• _TASK TO CARRY OUT_
Your job is to retype the records exactly while dropping every picture.
□ □ □ □
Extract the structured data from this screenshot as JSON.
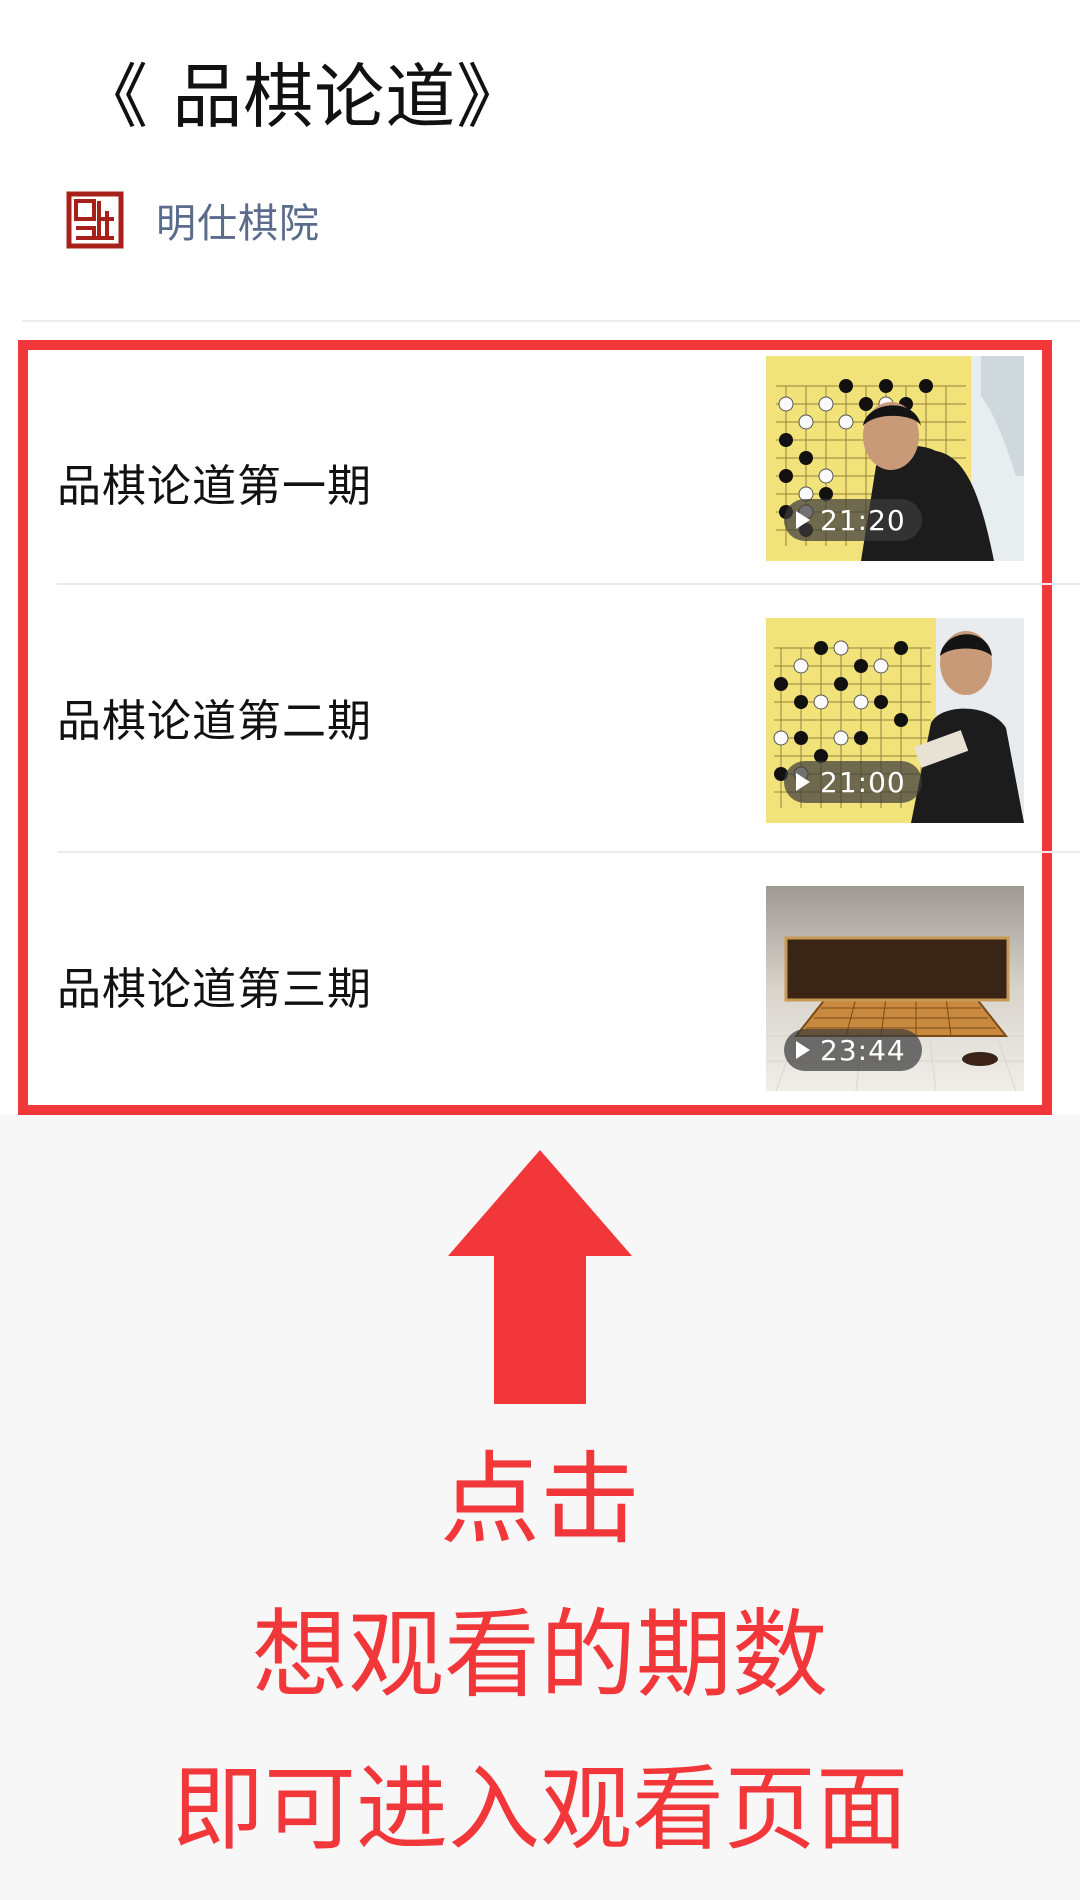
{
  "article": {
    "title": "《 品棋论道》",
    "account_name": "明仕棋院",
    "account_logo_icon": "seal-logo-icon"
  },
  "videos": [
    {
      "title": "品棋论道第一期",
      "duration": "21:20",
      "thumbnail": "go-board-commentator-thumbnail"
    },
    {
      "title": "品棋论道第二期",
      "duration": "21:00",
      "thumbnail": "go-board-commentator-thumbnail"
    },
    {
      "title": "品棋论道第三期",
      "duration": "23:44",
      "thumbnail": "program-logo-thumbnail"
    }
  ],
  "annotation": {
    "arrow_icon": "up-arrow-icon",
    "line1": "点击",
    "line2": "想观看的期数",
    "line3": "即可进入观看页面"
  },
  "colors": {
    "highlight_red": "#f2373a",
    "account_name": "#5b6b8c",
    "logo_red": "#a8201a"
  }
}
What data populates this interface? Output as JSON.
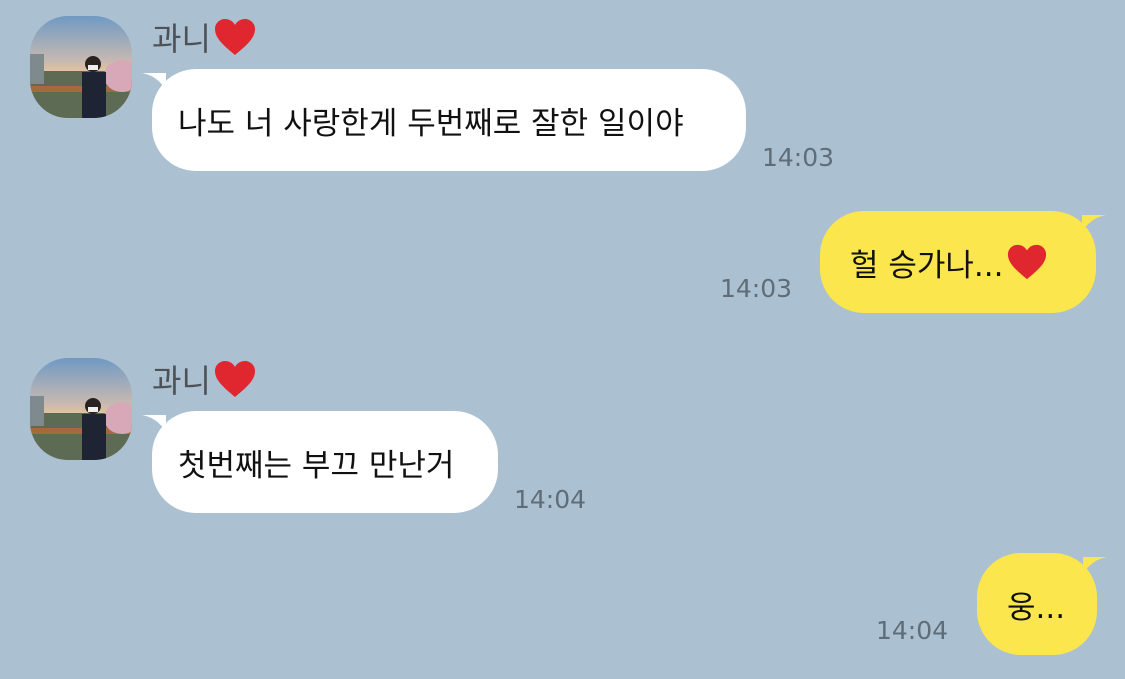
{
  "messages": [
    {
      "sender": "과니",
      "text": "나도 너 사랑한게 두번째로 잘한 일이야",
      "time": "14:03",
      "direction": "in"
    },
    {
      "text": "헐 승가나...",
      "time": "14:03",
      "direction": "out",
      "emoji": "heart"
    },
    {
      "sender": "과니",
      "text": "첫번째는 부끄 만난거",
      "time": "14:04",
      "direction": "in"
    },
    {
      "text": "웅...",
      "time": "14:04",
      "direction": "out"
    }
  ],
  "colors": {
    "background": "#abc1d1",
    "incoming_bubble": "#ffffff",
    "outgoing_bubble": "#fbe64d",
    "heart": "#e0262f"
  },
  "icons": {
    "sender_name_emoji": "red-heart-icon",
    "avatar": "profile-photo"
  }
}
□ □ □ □
• _ANSWER TO THIS PROBLEM_
Extract the structured data from this screenshot as JSON.
{
  "article": {
    "title": "《 品棋论道》",
    "account_name": "明仕棋院",
    "account_logo_icon": "seal-logo-icon"
  },
  "videos": [
    {
      "title": "品棋论道第一期",
      "duration": "21:20",
      "thumbnail": "go-board-commentator-thumbnail"
    },
    {
      "title": "品棋论道第二期",
      "duration": "21:00",
      "thumbnail": "go-board-commentator-thumbnail"
    },
    {
      "title": "品棋论道第三期",
      "duration": "23:44",
      "thumbnail": "program-logo-thumbnail"
    }
  ],
  "annotation": {
    "arrow_icon": "up-arrow-icon",
    "line1": "点击",
    "line2": "想观看的期数",
    "line3": "即可进入观看页面"
  },
  "colors": {
    "highlight_red": "#f2373a",
    "account_name": "#5b6b8c",
    "logo_red": "#a8201a"
  }
}
What data populates this interface? Output as JSON.
{
  "messages": [
    {
      "sender": "과니",
      "text": "나도 너 사랑한게 두번째로 잘한 일이야",
      "time": "14:03",
      "direction": "in"
    },
    {
      "text": "헐 승가나...",
      "time": "14:03",
      "direction": "out",
      "emoji": "heart"
    },
    {
      "sender": "과니",
      "text": "첫번째는 부끄 만난거",
      "time": "14:04",
      "direction": "in"
    },
    {
      "text": "웅...",
      "time": "14:04",
      "direction": "out"
    }
  ],
  "colors": {
    "background": "#abc1d1",
    "incoming_bubble": "#ffffff",
    "outgoing_bubble": "#fbe64d",
    "heart": "#e0262f"
  },
  "icons": {
    "sender_name_emoji": "red-heart-icon",
    "avatar": "profile-photo"
  }
}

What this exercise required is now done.